With the festive season and Christmas rush approaching, the workplace can become stressful and prone to Work Health and Safety (WHS) risks. Christmas Parties going awry are not the only workplace legal risks employers need to be aware of during the festive period. SafeWork Australia statistics reported that the months of January, November and December in 2017 held a higher proportion of workplace related fatalities involving workers and bystanders. Over the last decade, the weeks leading up to Christmas have produced the most deaths, with November and December representing 25 percent of workplace fatalities.
Cutting corners and taking short cuts may be tempting as the pressure of deadlines loom and keeping up with demand increases leading up to Christmas. The risk of workplace injury increases as employees are forced to meet potentially unrealistic workloads, and rather than turning a blind eye, employers must prioritise safety and adherence to policies and procedures.
Workers in hospitality, transport, construction and retail industries often work long hours during the busy festive period and are more likely to experience fatigue and weariness. The impacts of high levels of mental or physical exhaustion can impair clear thinking which can have serious implications when it comes to following WHS protocols, day to day risk assessments, and carrying out day to day tasks.
The responsibility of managing the effects of fatigue should rest on both workers and their employers as contributing factors can derive from inside and outside work. However, fatigue has been identified as a workplace hazard by the Work Health and Safety Codes of Practice 2011 for the purposes of s 174 of the Work Health and Safety Act 2011 (Cth)(WHS Act) and employers need to be able to identify potential hazards in their workplace due to environment or the nature of the work (i.e. shift work). Under the WHS Act, employers are responsible for protecting their workers from the adverse effects of fatigue.
Employers can do the following to mitigate these contributory factors to increased WHS risks around the festive period:
- Monitor break taking to ensure employees don’t skip breaks to cover increased demand;
- Avoid designating repetitive tasks for long periods at a time;
- Set realistic timeframes and workloads: factoring in extra time, additional staff or resources as required to ensure the job is completed safely;
- If work falls behind, implement an appropriate management plan that does not increase workload or stress levels of workers;
- Remind employees to take the time needed for an adequate risk assessment of a task before commencing work;
- Re-articulate drug and alcohol policies to staff;
- Avoid trading at extended hours where possible;
- Introduce stretching exercises;
- Remind workers of their legal duty of care to ensure their conduct at work is not harmful or placing others or themselves at risk, which involves making sure they are in a fit state to safely perform duties; and
- Avoid quick, lax onboarding of Christmas casuals.
Whilst the silly season can be a joyous time, it can also be a highly stressful period for many and can take a toll on mental health. Employers are urged to keep an eye on employee’s displaying signs or symptoms that could impair their ability to conduct work whilst minimising WHS risks.
During the holiday season many employers hire temporary staff or Christmas casuals to keep up with demand.
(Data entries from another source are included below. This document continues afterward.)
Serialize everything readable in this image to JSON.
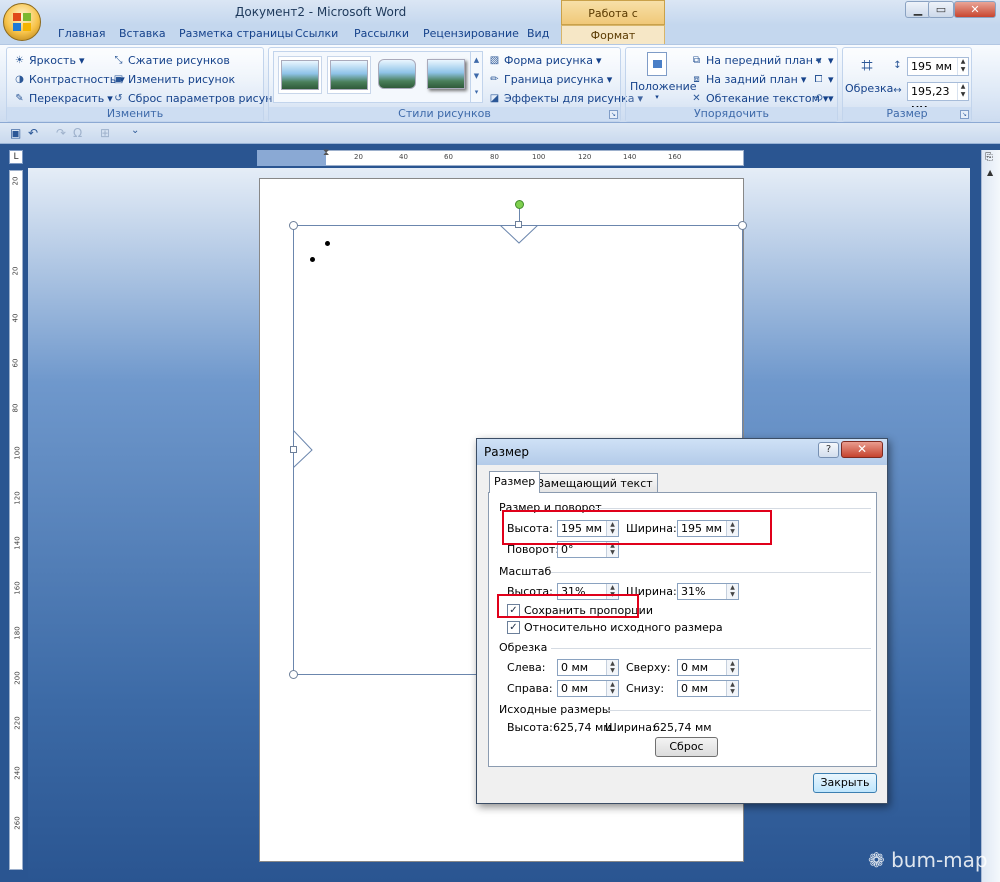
{
  "app": {
    "title": "Документ2 - Microsoft Word",
    "context_title": "Работа с рисунками"
  },
  "window": {
    "minimize": "▁",
    "maximize": "▭",
    "close": "✕"
  },
  "tabs": [
    "Главная",
    "Вставка",
    "Разметка страницы",
    "Ссылки",
    "Рассылки",
    "Рецензирование",
    "Вид"
  ],
  "active_tab": "Формат",
  "help_glyph": "?",
  "ribbon": {
    "adjust": {
      "label": "Изменить",
      "brightness": "Яркость",
      "contrast": "Контрастность",
      "recolor": "Перекрасить",
      "compress": "Сжатие рисунков",
      "change": "Изменить рисунок",
      "reset": "Сброс параметров рисунка"
    },
    "styles": {
      "label": "Стили рисунков",
      "shape": "Форма рисунка",
      "border": "Граница рисунка",
      "effects": "Эффекты для рисунка"
    },
    "arrange": {
      "label": "Упорядочить",
      "position": "Положение",
      "front": "На передний план",
      "back": "На задний план",
      "wrap": "Обтекание текстом"
    },
    "size": {
      "label": "Размер",
      "crop": "Обрезка",
      "height": "195 мм",
      "width": "195,23 мм"
    }
  },
  "hruler_ticks": [
    "20",
    "20",
    "40",
    "60",
    "80",
    "100",
    "120",
    "140",
    "160"
  ],
  "vruler_ticks": [
    "20",
    "20",
    "40",
    "60",
    "80",
    "100",
    "120",
    "140",
    "160",
    "180",
    "200",
    "220",
    "240",
    "260"
  ],
  "ruler_corner": "L",
  "dialog": {
    "title": "Размер",
    "help": "?",
    "close": "✕",
    "tab_size": "Размер",
    "tab_alt": "Замещающий текст",
    "sec_size_rotate": "Размер и поворот",
    "height_label": "Высота:",
    "height_value": "195 мм",
    "width_label": "Ширина:",
    "width_value": "195 мм",
    "rotation_label": "Поворот:",
    "rotation_value": "0°",
    "sec_scale": "Масштаб",
    "scale_height_label": "Высота:",
    "scale_height_value": "31%",
    "scale_width_label": "Ширина:",
    "scale_width_value": "31%",
    "lock_aspect": "Сохранить пропорции",
    "lock_aspect_checked": "✓",
    "relative_original": "Относительно исходного размера",
    "relative_checked": "✓",
    "sec_crop": "Обрезка",
    "crop_left_label": "Слева:",
    "crop_left_value": "0 мм",
    "crop_top_label": "Сверху:",
    "crop_top_value": "0 мм",
    "crop_right_label": "Справа:",
    "crop_right_value": "0 мм",
    "crop_bottom_label": "Снизу:",
    "crop_bottom_value": "0 мм",
    "sec_original": "Исходные размеры",
    "orig_height_label": "Высота:",
    "orig_height_value": "625,74 мм",
    "orig_width_label": "Ширина:",
    "orig_width_value": "625,74 мм",
    "reset_btn": "Сброс",
    "close_btn": "Закрыть"
  },
  "watermark": "❁ bum-map"
}
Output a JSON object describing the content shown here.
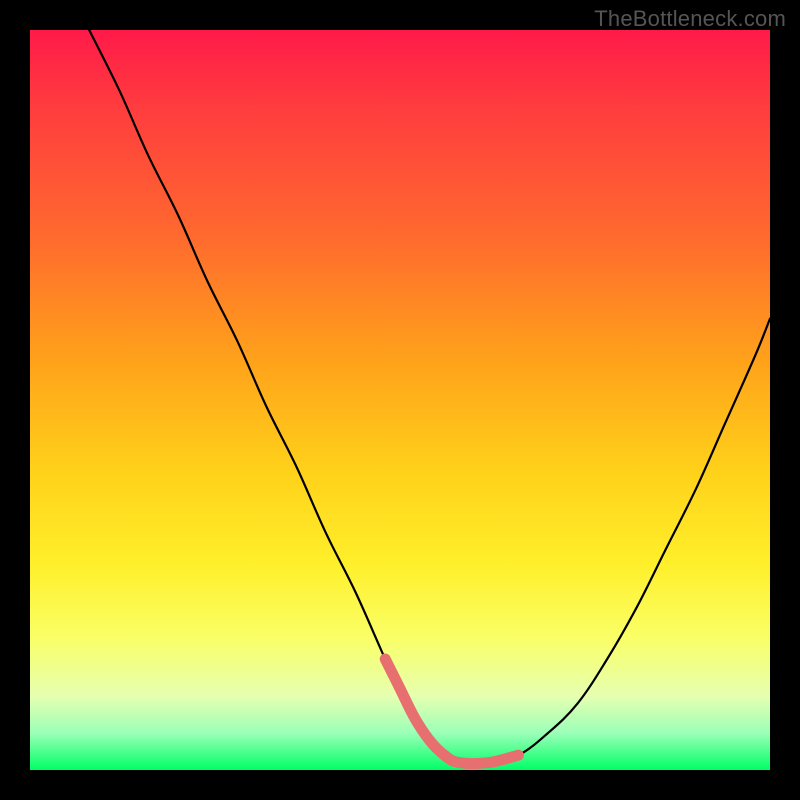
{
  "watermark": "TheBottleneck.com",
  "colors": {
    "frame": "#000000",
    "curve": "#000000",
    "trough_marker": "#e86f6f",
    "gradient_stops": [
      "#ff1a49",
      "#ff3b3f",
      "#ff6a2e",
      "#ffa31a",
      "#ffd21a",
      "#ffef2a",
      "#faff66",
      "#e6ffb0",
      "#9bffb8",
      "#00ff66"
    ]
  },
  "chart_data": {
    "type": "line",
    "title": "",
    "xlabel": "",
    "ylabel": "",
    "xlim": [
      0,
      100
    ],
    "ylim": [
      0,
      100
    ],
    "legend": false,
    "grid": false,
    "series": [
      {
        "name": "bottleneck-curve",
        "x": [
          8,
          12,
          16,
          20,
          24,
          28,
          32,
          36,
          40,
          44,
          48,
          50,
          52,
          54,
          56,
          58,
          62,
          66,
          70,
          74,
          78,
          82,
          86,
          90,
          94,
          98,
          100
        ],
        "values": [
          100,
          92,
          83,
          75,
          66,
          58,
          49,
          41,
          32,
          24,
          15,
          11,
          7,
          4,
          2,
          1,
          1,
          2,
          5,
          9,
          15,
          22,
          30,
          38,
          47,
          56,
          61
        ]
      }
    ],
    "annotations": [
      {
        "name": "optimal-range-marker",
        "x_range": [
          48,
          66
        ],
        "y": 1,
        "color": "#e86f6f"
      }
    ]
  }
}
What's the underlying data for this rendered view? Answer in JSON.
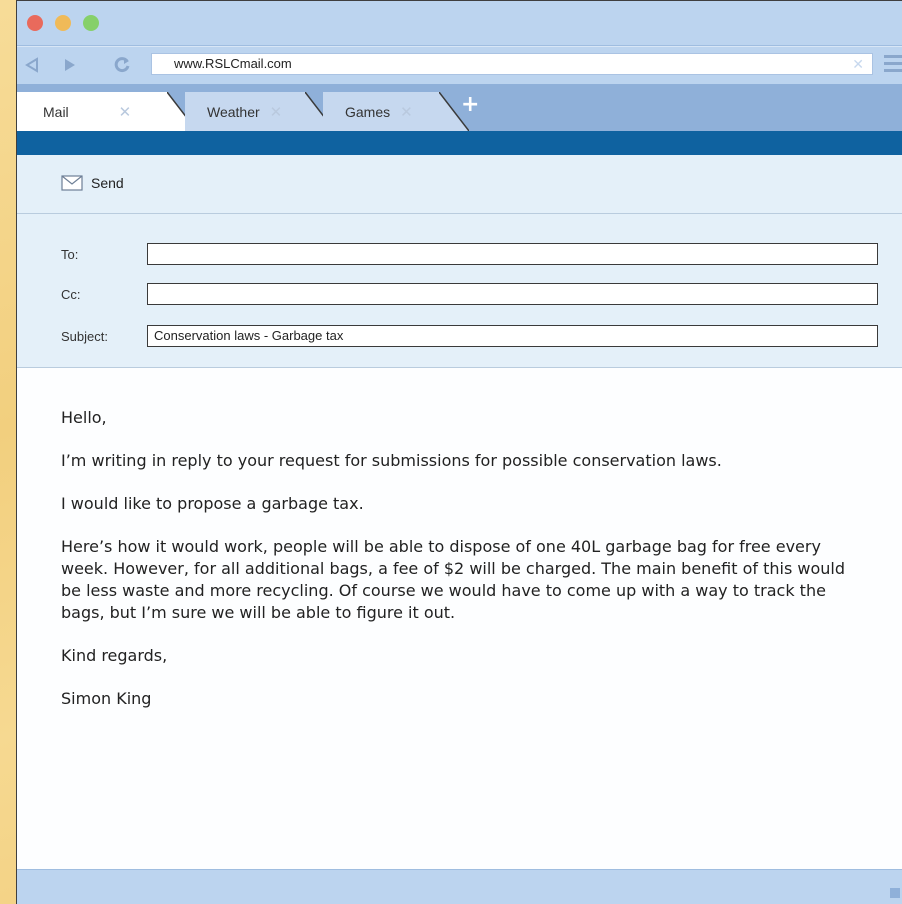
{
  "browser": {
    "url": "www.RSLCmail.com",
    "tabs": [
      {
        "label": "Mail",
        "active": true
      },
      {
        "label": "Weather",
        "active": false
      },
      {
        "label": "Games",
        "active": false
      }
    ],
    "dots": {
      "red": "#e96a5c",
      "yellow": "#f0ba58",
      "green": "#86d06a"
    }
  },
  "toolbar": {
    "send_label": "Send"
  },
  "fields": {
    "to_label": "To:",
    "cc_label": "Cc:",
    "subject_label": "Subject:",
    "to_value": "",
    "cc_value": "",
    "subject_value": "Conservation laws - Garbage tax"
  },
  "message": {
    "greeting": "Hello,",
    "para1": "I’m writing in reply to your request for submissions for possible conservation laws.",
    "para2": "I would like to propose a garbage tax.",
    "para3": "Here’s how it would work, people will be able to dispose of one 40L garbage bag for free every week. However, for all additional bags, a fee of $2 will be charged. The main benefit of this would be less waste and more recycling. Of course we would have to come up with a way to track the bags, but I’m sure we will be able to figure it out.",
    "closing": "Kind regards,",
    "signature": "Simon King"
  }
}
Young workers and school leavers often join the workforce around this time and are more likely to take unnecessary risks in attempts to impress employers. Whilst this is a busy time for managers and supervisors, it is essential that training and induction is adequately provided, and that communication and appropriate support is prioritised. In doing so, safety policies and procedures must be easily accessible and made clear, especially to new workers.
The Christmas season coincides with the hottest time of the year, which for large parts of Australia means storm and bushfire season in addition to generally hotter working conditions for many industries.
For the construction industry and other workplaces involving physical labour, hotter climates can lead to increased susceptibility to heat stress and heat exhaustion which, in some cases, can lead to heat stroke. Warmer conditions can lead employees to experience (among other things): tiredness and weakness; confusion; disorientation; or inability to concentrate.
In some circumstances even a momentary lapse in concentration can result in a workplace accident or injury. In adhering to their duty of care, employers should take steps to deal with these conditions as they arise. Some tips and tricks include:
- Regulating exposure and reducing time working in hotter environments including outdoor provision of sunscreen and water;
- Reminding workers to stay hydrated and encouraging workers to communicate with supervisors if they are not coping; and
- Training workers on the impact of heat and the associated symptoms, to assist them with recognising if weather conditions are negatively affecting workers or their co-workers.
The cost of work-related injuries or fatalities far outweighs the time saved in compromising WHS policies and procedures to meet the demand of the Christmas time rush.
If you have any questions relating to mitigating increased health and safety risks as the festive season approaches or would like to discuss risks specific to your industry, please do not hesitate to contact Nick Stevens, Jane Murray or Angharad Owens-Strauss.